Without reproducing any picture, copy the records word for word.

Stored items
------

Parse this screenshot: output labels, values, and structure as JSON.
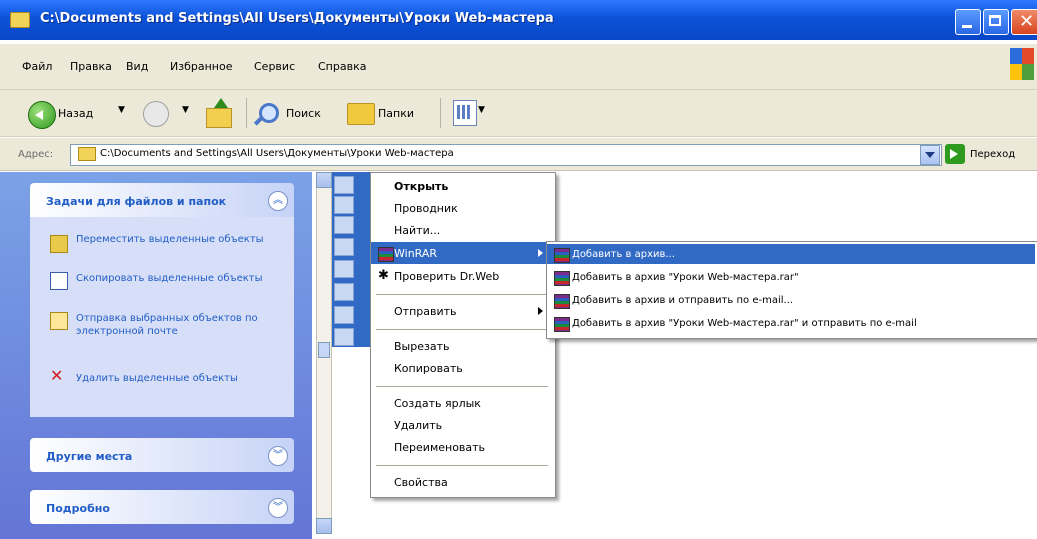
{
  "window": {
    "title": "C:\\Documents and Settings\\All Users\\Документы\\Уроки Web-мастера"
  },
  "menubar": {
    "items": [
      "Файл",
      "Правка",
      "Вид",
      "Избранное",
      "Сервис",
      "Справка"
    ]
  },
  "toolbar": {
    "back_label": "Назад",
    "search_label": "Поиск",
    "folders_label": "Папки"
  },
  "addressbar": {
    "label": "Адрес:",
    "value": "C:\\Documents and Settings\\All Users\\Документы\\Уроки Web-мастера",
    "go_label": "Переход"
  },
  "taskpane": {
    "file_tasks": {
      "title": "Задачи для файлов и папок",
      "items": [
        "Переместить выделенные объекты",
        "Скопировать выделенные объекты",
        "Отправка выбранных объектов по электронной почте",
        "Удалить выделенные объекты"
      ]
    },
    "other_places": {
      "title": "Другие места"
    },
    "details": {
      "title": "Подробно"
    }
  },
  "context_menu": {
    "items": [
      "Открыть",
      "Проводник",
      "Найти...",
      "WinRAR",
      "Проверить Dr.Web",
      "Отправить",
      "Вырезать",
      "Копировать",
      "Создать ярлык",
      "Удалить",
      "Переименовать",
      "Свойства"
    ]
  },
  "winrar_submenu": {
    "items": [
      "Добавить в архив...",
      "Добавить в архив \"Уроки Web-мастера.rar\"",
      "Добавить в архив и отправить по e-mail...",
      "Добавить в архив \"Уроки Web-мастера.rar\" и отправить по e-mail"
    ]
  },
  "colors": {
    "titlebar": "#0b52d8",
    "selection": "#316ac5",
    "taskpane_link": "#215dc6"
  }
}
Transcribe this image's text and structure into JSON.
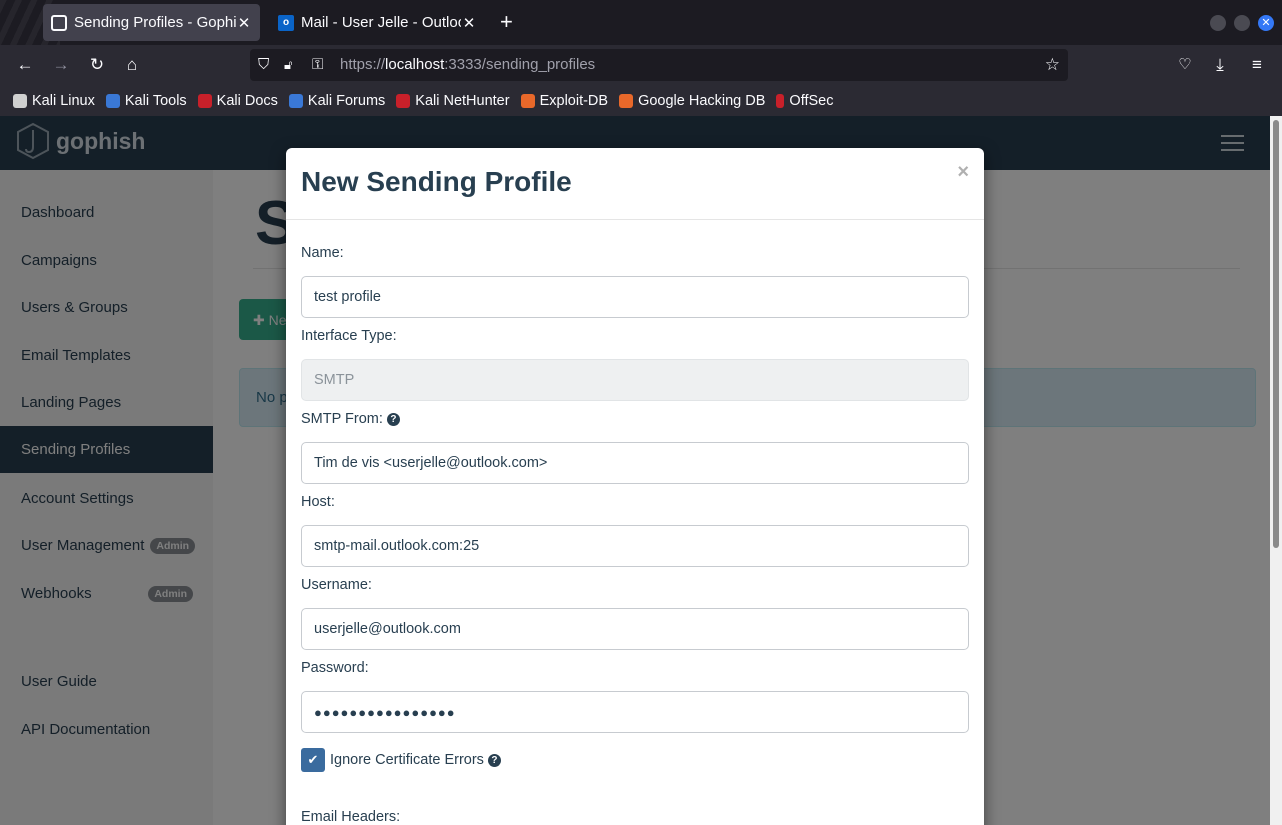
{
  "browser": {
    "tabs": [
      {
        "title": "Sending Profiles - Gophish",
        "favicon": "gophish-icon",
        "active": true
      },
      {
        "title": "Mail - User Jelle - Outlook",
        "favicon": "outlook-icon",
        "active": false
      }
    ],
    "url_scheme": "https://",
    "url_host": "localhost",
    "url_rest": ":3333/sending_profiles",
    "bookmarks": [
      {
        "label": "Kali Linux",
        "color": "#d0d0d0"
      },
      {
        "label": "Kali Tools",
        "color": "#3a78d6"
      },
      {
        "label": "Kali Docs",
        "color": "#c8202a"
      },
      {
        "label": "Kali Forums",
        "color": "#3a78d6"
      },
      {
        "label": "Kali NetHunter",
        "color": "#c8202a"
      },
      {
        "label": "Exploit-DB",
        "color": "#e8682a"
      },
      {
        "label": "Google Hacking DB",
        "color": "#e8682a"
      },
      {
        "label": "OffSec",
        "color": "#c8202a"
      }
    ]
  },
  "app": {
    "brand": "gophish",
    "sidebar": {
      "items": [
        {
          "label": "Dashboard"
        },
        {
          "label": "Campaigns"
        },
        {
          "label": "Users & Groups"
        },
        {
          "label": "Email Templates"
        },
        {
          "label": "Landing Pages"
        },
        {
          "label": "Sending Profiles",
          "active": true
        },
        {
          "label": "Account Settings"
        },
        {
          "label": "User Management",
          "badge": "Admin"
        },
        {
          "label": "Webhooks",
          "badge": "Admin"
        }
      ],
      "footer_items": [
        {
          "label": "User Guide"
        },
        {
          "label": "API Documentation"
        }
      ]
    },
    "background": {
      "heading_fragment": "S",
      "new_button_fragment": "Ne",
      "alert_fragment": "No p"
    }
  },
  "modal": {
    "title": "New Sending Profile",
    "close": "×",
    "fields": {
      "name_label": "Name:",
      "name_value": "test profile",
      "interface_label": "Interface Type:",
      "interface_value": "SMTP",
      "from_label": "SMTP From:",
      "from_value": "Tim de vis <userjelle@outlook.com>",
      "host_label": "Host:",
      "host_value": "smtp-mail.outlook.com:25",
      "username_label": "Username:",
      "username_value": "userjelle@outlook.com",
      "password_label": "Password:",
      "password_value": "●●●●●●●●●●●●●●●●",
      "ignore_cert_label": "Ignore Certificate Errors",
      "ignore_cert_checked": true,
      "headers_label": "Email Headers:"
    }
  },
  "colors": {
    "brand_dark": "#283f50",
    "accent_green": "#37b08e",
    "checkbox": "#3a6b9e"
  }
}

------

**ANSWER AREA:**
Parse this screenshot: output labels, values, and structure as JSON.
{
  "window": {
    "title": "C:\\Documents and Settings\\All Users\\Документы\\Уроки Web-мастера"
  },
  "menubar": {
    "items": [
      "Файл",
      "Правка",
      "Вид",
      "Избранное",
      "Сервис",
      "Справка"
    ]
  },
  "toolbar": {
    "back_label": "Назад",
    "search_label": "Поиск",
    "folders_label": "Папки"
  },
  "addressbar": {
    "label": "Адрес:",
    "value": "C:\\Documents and Settings\\All Users\\Документы\\Уроки Web-мастера",
    "go_label": "Переход"
  },
  "taskpane": {
    "file_tasks": {
      "title": "Задачи для файлов и папок",
      "items": [
        "Переместить выделенные объекты",
        "Скопировать выделенные объекты",
        "Отправка выбранных объектов по электронной почте",
        "Удалить выделенные объекты"
      ]
    },
    "other_places": {
      "title": "Другие места"
    },
    "details": {
      "title": "Подробно"
    }
  },
  "context_menu": {
    "items": [
      "Открыть",
      "Проводник",
      "Найти...",
      "WinRAR",
      "Проверить Dr.Web",
      "Отправить",
      "Вырезать",
      "Копировать",
      "Создать ярлык",
      "Удалить",
      "Переименовать",
      "Свойства"
    ]
  },
  "winrar_submenu": {
    "items": [
      "Добавить в архив...",
      "Добавить в архив \"Уроки Web-мастера.rar\"",
      "Добавить в архив и отправить по e-mail...",
      "Добавить в архив \"Уроки Web-мастера.rar\" и отправить по e-mail"
    ]
  },
  "colors": {
    "titlebar": "#0b52d8",
    "selection": "#316ac5",
    "taskpane_link": "#215dc6"
  }
}
Transcribe this image's text and structure into JSON.
{
  "browser": {
    "tabs": [
      {
        "title": "Sending Profiles - Gophish",
        "favicon": "gophish-icon",
        "active": true
      },
      {
        "title": "Mail - User Jelle - Outlook",
        "favicon": "outlook-icon",
        "active": false
      }
    ],
    "url_scheme": "https://",
    "url_host": "localhost",
    "url_rest": ":3333/sending_profiles",
    "bookmarks": [
      {
        "label": "Kali Linux",
        "color": "#d0d0d0"
      },
      {
        "label": "Kali Tools",
        "color": "#3a78d6"
      },
      {
        "label": "Kali Docs",
        "color": "#c8202a"
      },
      {
        "label": "Kali Forums",
        "color": "#3a78d6"
      },
      {
        "label": "Kali NetHunter",
        "color": "#c8202a"
      },
      {
        "label": "Exploit-DB",
        "color": "#e8682a"
      },
      {
        "label": "Google Hacking DB",
        "color": "#e8682a"
      },
      {
        "label": "OffSec",
        "color": "#c8202a"
      }
    ]
  },
  "app": {
    "brand": "gophish",
    "sidebar": {
      "items": [
        {
          "label": "Dashboard"
        },
        {
          "label": "Campaigns"
        },
        {
          "label": "Users & Groups"
        },
        {
          "label": "Email Templates"
        },
        {
          "label": "Landing Pages"
        },
        {
          "label": "Sending Profiles",
          "active": true
        },
        {
          "label": "Account Settings"
        },
        {
          "label": "User Management",
          "badge": "Admin"
        },
        {
          "label": "Webhooks",
          "badge": "Admin"
        }
      ],
      "footer_items": [
        {
          "label": "User Guide"
        },
        {
          "label": "API Documentation"
        }
      ]
    },
    "background": {
      "heading_fragment": "S",
      "new_button_fragment": "Ne",
      "alert_fragment": "No p"
    }
  },
  "modal": {
    "title": "New Sending Profile",
    "close": "×",
    "fields": {
      "name_label": "Name:",
      "name_value": "test profile",
      "interface_label": "Interface Type:",
      "interface_value": "SMTP",
      "from_label": "SMTP From:",
      "from_value": "Tim de vis <userjelle@outlook.com>",
      "host_label": "Host:",
      "host_value": "smtp-mail.outlook.com:25",
      "username_label": "Username:",
      "username_value": "userjelle@outlook.com",
      "password_label": "Password:",
      "password_value": "●●●●●●●●●●●●●●●●",
      "ignore_cert_label": "Ignore Certificate Errors",
      "ignore_cert_checked": true,
      "headers_label": "Email Headers:"
    }
  },
  "colors": {
    "brand_dark": "#283f50",
    "accent_green": "#37b08e",
    "checkbox": "#3a6b9e"
  }
}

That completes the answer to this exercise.